Work instructions:
Restate each record below word for word, skipping images.

Provided records:
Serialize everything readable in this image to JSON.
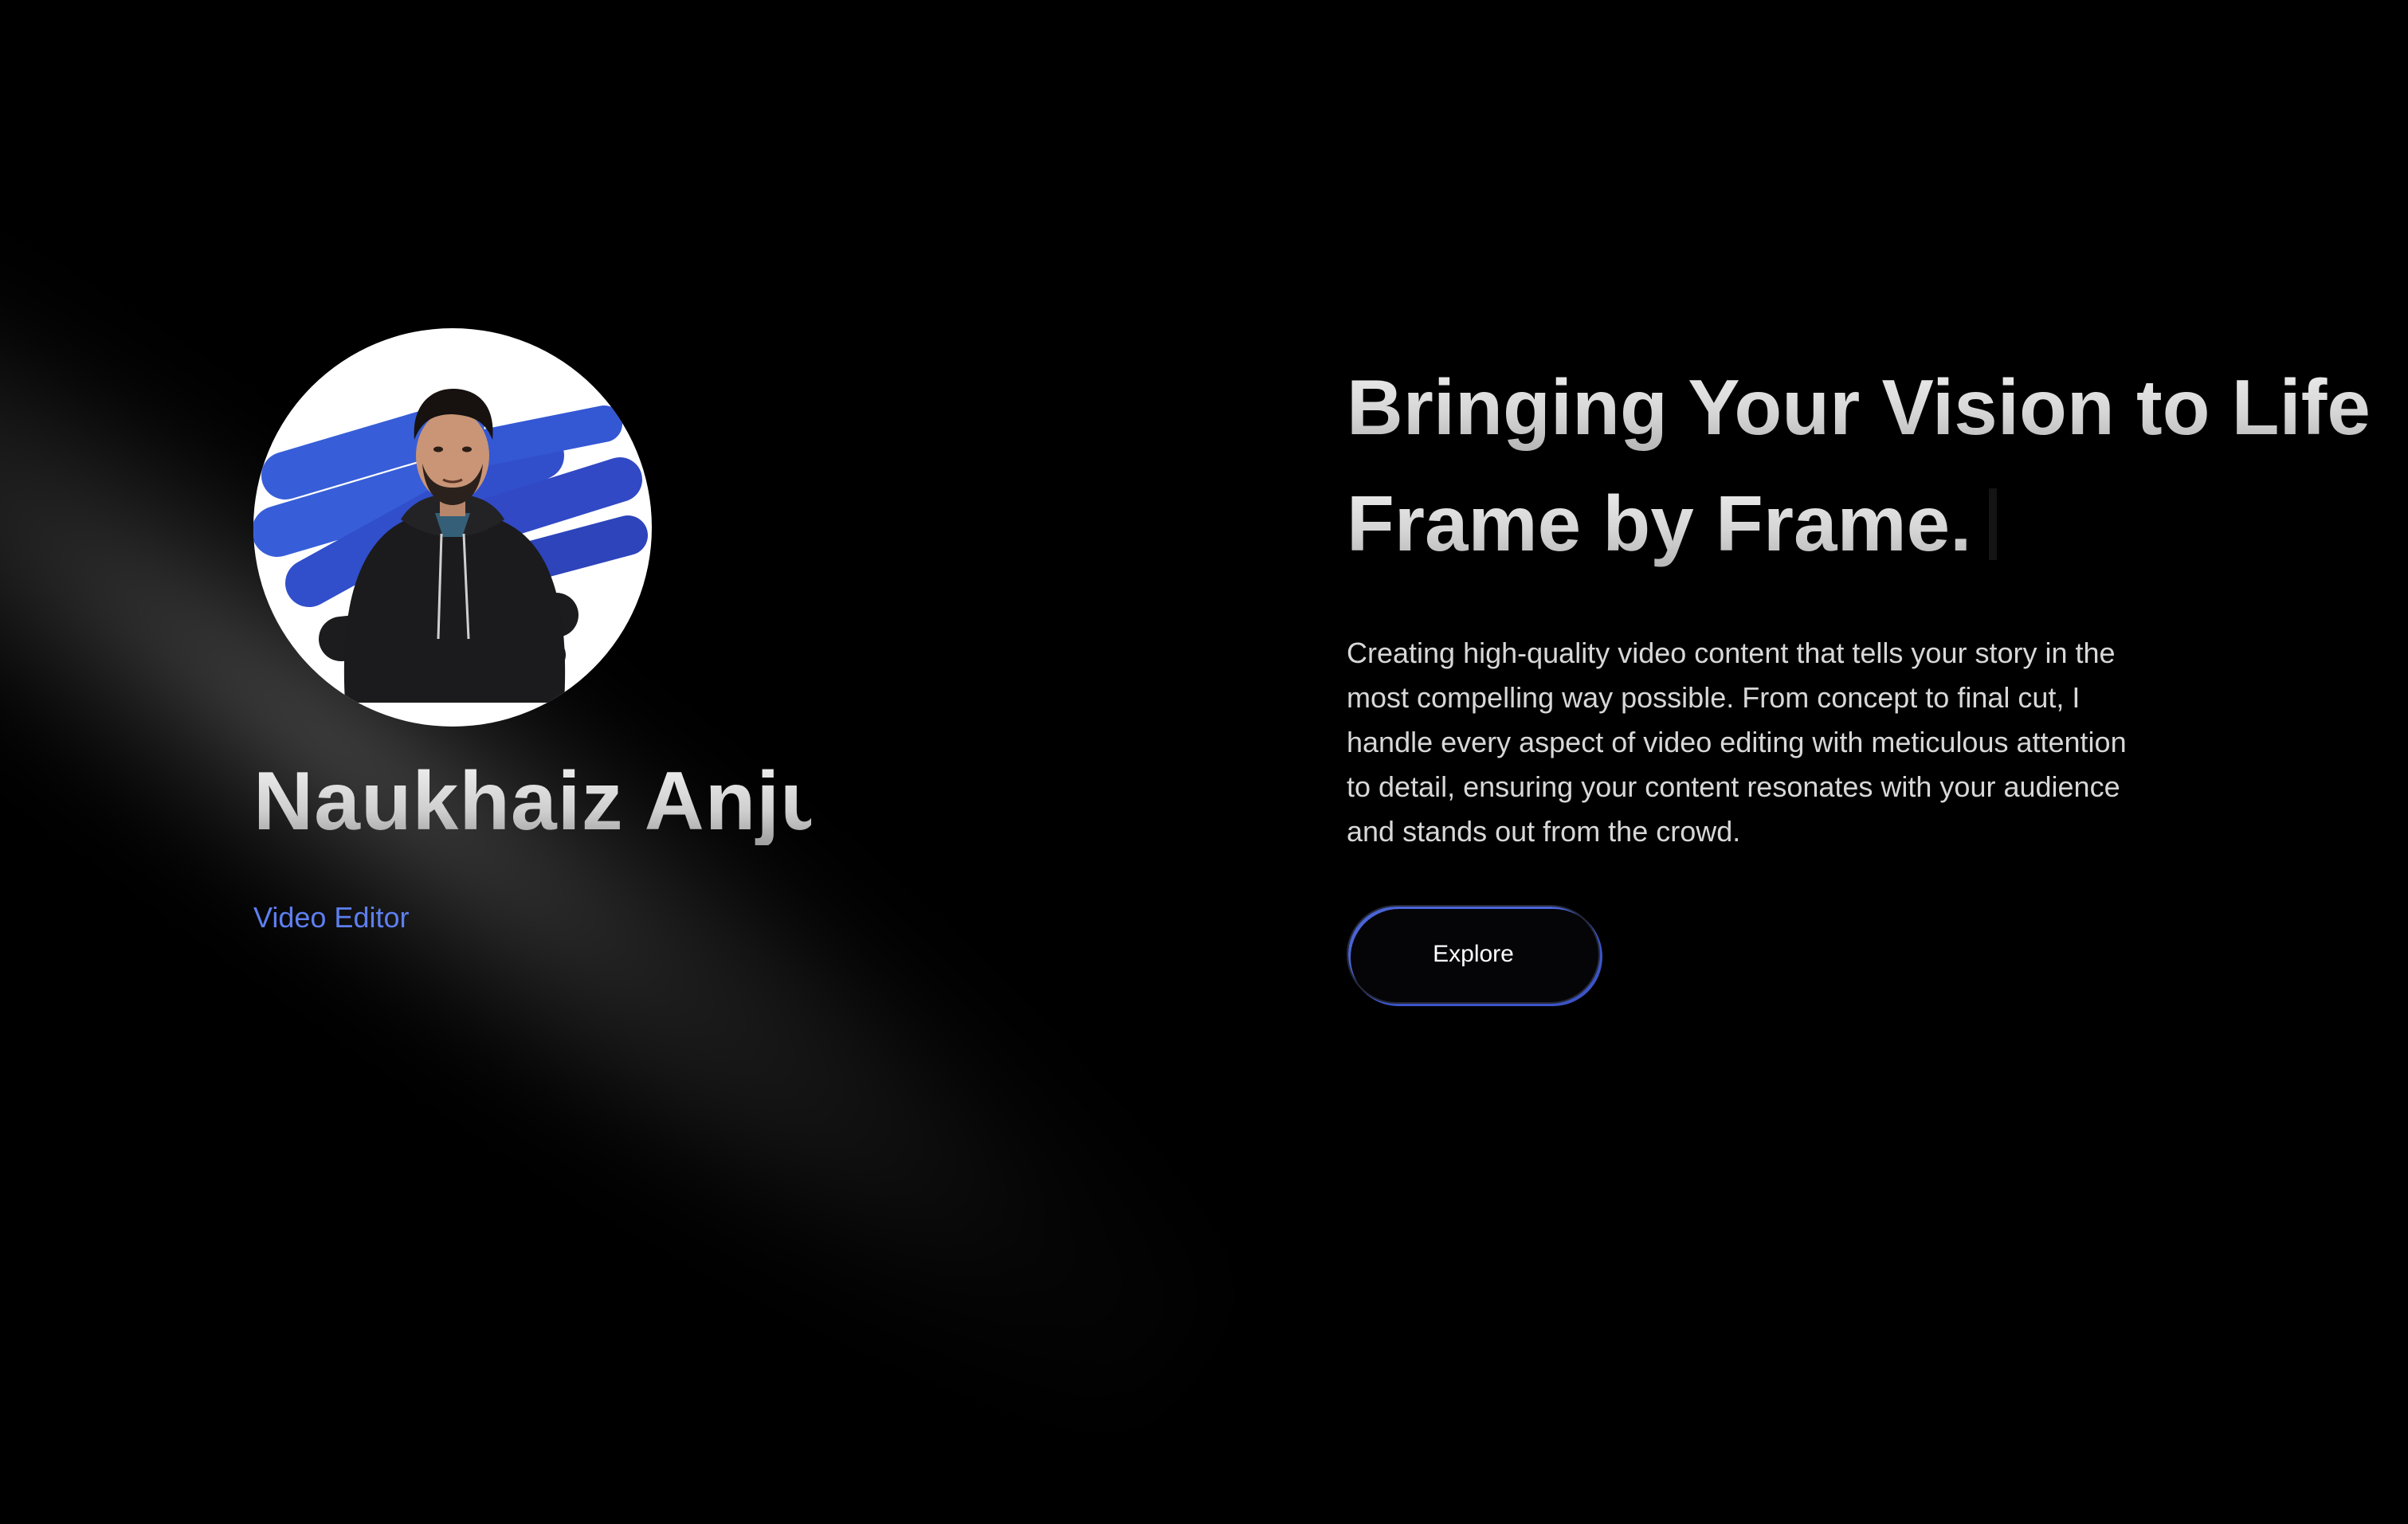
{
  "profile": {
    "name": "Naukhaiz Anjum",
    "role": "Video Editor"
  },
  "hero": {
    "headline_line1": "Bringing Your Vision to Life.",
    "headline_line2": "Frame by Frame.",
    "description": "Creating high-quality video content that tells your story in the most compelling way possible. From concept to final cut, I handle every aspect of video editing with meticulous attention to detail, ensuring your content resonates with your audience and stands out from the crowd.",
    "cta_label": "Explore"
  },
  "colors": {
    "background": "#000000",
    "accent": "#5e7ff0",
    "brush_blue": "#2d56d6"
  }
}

Answer:
Serialize everything readable in this image to JSON.
{
  "profile": {
    "name": "Naukhaiz Anjum",
    "role": "Video Editor"
  },
  "hero": {
    "headline_line1": "Bringing Your Vision to Life.",
    "headline_line2": "Frame by Frame.",
    "description": "Creating high-quality video content that tells your story in the most compelling way possible. From concept to final cut, I handle every aspect of video editing with meticulous attention to detail, ensuring your content resonates with your audience and stands out from the crowd.",
    "cta_label": "Explore"
  },
  "colors": {
    "background": "#000000",
    "accent": "#5e7ff0",
    "brush_blue": "#2d56d6"
  }
}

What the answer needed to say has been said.